Salvage Firm to 'Hot Tap' Canadian Wreck
The Canadian Coast Guard has engaged salvage experts to remove bunker oil by 'hot tapping' from the sunken wreck of deteriorating WWll US Army Trnasport ' Brigadier General M.G. Zalinski' 100 km south of Prince Rupert BC.
The vessel ran aground during a storm and sank in 1946 in the Grenville Channel, about 100 km south of Prince Rupert, British Columbia. It is lodged upside down in 34 metres of water about 20 metres from shore.

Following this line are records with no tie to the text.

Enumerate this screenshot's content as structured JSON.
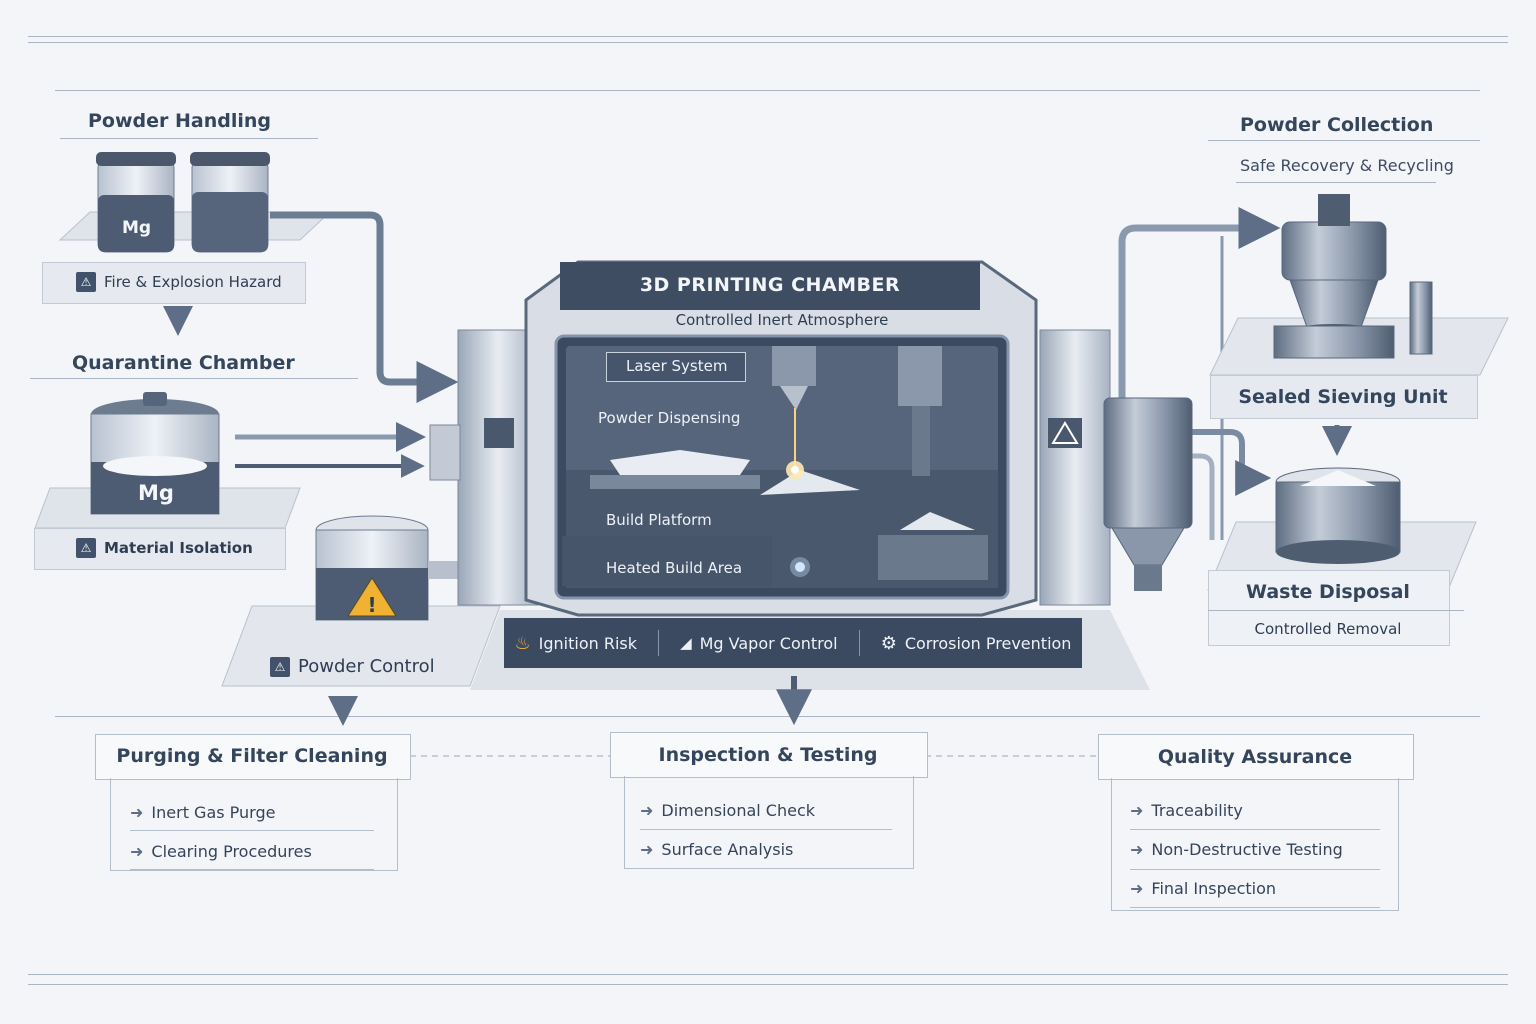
{
  "powder_handling": {
    "title": "Powder Handling",
    "jar_label": "Mg",
    "hazard_label": "Fire & Explosion Hazard"
  },
  "quarantine": {
    "title": "Quarantine Chamber",
    "tank_label": "Mg",
    "isolation_label": "Material Isolation"
  },
  "powder_control": {
    "label": "Powder Control"
  },
  "chamber": {
    "title": "3D PRINTING CHAMBER",
    "subtitle": "Controlled Inert Atmosphere",
    "laser_system": "Laser System",
    "powder_dispensing": "Powder Dispensing",
    "build_platform": "Build Platform",
    "heated_build_area": "Heated Build Area"
  },
  "hazards": {
    "ignition": "Ignition Risk",
    "vapor": "Mg Vapor Control",
    "corrosion": "Corrosion Prevention"
  },
  "powder_collection": {
    "title": "Powder Collection",
    "subtitle": "Safe Recovery & Recycling",
    "sieving": "Sealed Sieving Unit"
  },
  "waste": {
    "title": "Waste Disposal",
    "subtitle": "Controlled Removal"
  },
  "purging": {
    "title": "Purging & Filter Cleaning",
    "items": [
      "Inert Gas Purge",
      "Clearing Procedures"
    ]
  },
  "inspection": {
    "title": "Inspection & Testing",
    "items": [
      "Dimensional Check",
      "Surface Analysis"
    ]
  },
  "quality": {
    "title": "Quality Assurance",
    "items": [
      "Traceability",
      "Non-Destructive Testing",
      "Final Inspection"
    ]
  },
  "colors": {
    "dark_panel": "#3b4a60",
    "accent_warning": "#f0b232",
    "line": "#5d6e86"
  }
}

The Canadian Coast Guard has been monitoring the vessel since its discovery in 2003, and has taken measures to conduct emergency repairs to prevent and stop any leaking oil. However, as the state of the vessel deteriorates, the Coast Guard has determined that to prevent any harm to the environment, a significant operation should be undertaken to remove the oil from the vessel.
Three independent marine salvage experts have recommended a process called “hot tapping” to remove oil from the vessel as the most cost effective and having the lowest operational risk.

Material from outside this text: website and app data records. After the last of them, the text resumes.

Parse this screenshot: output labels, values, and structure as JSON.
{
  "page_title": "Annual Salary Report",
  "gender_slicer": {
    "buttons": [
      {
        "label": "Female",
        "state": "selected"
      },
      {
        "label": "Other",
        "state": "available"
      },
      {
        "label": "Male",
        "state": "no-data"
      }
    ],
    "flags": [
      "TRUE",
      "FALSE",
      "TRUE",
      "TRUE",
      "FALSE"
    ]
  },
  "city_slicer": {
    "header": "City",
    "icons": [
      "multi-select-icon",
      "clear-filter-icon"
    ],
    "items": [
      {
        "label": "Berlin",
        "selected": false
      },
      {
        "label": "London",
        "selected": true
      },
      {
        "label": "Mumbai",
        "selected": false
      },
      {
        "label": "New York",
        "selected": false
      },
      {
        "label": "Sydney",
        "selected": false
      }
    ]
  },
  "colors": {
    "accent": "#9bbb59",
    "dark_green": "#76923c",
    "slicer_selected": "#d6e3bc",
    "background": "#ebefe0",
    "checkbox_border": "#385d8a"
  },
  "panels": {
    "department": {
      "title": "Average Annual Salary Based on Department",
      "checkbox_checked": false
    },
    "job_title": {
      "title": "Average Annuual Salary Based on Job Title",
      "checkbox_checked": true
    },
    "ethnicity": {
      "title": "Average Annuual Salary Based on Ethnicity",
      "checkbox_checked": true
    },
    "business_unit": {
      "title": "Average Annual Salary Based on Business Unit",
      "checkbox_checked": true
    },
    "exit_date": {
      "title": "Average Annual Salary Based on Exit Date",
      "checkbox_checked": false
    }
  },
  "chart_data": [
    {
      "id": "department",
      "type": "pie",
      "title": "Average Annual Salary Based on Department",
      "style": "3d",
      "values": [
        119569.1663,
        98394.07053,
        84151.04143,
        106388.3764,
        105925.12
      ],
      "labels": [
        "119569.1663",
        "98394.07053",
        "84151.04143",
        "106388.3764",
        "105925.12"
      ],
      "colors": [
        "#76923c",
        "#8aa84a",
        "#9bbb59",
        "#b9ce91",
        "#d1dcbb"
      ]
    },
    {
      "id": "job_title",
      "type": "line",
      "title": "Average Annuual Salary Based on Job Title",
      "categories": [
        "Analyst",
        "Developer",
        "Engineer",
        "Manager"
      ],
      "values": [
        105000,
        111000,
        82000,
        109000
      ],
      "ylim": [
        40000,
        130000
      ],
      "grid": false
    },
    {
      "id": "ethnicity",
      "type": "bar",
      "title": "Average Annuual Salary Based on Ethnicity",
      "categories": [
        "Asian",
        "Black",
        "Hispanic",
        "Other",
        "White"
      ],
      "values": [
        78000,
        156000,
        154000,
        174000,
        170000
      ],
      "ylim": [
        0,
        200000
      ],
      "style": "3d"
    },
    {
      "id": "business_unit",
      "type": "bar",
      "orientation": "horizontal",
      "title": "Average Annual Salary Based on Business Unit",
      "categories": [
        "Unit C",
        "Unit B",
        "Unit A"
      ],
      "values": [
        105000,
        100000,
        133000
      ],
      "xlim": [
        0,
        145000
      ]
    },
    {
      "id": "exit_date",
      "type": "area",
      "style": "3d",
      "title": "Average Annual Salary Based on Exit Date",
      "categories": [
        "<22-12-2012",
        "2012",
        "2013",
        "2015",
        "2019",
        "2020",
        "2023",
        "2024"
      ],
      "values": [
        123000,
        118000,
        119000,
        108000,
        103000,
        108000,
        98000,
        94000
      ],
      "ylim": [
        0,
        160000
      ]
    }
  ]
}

Hot tapping is a well-known and frequently used method of removing oil from the tanks of stricken vessels. Holes are carefully drilled into the side of the vessel to access fuel-tanks and then hot steam is pumped into the tanks. The steam increases the temperature of the oil and enables it to flow more easily. The oil is then pumped to the surface for safe disposal.
The procedure can be done with holes of very small sizes up to very large diameters. Hot tapping is used in both marine and land-based scenarios.
The Canadian Coast Guard will contract a marine salvage company to undertake the hot tapping operation. The Coast Guard estimates that the Zalinski operation will take up to 90 days; this will also depend on selected contractors and weather.
It is expected that the operation will begin in September 2013 and will conclude in December 2013.
The red sections in the image above represent the fuel tanks of the Zalinski; the possible locations for hot tapping of the vessel. The yellow sections represent the cargo holds.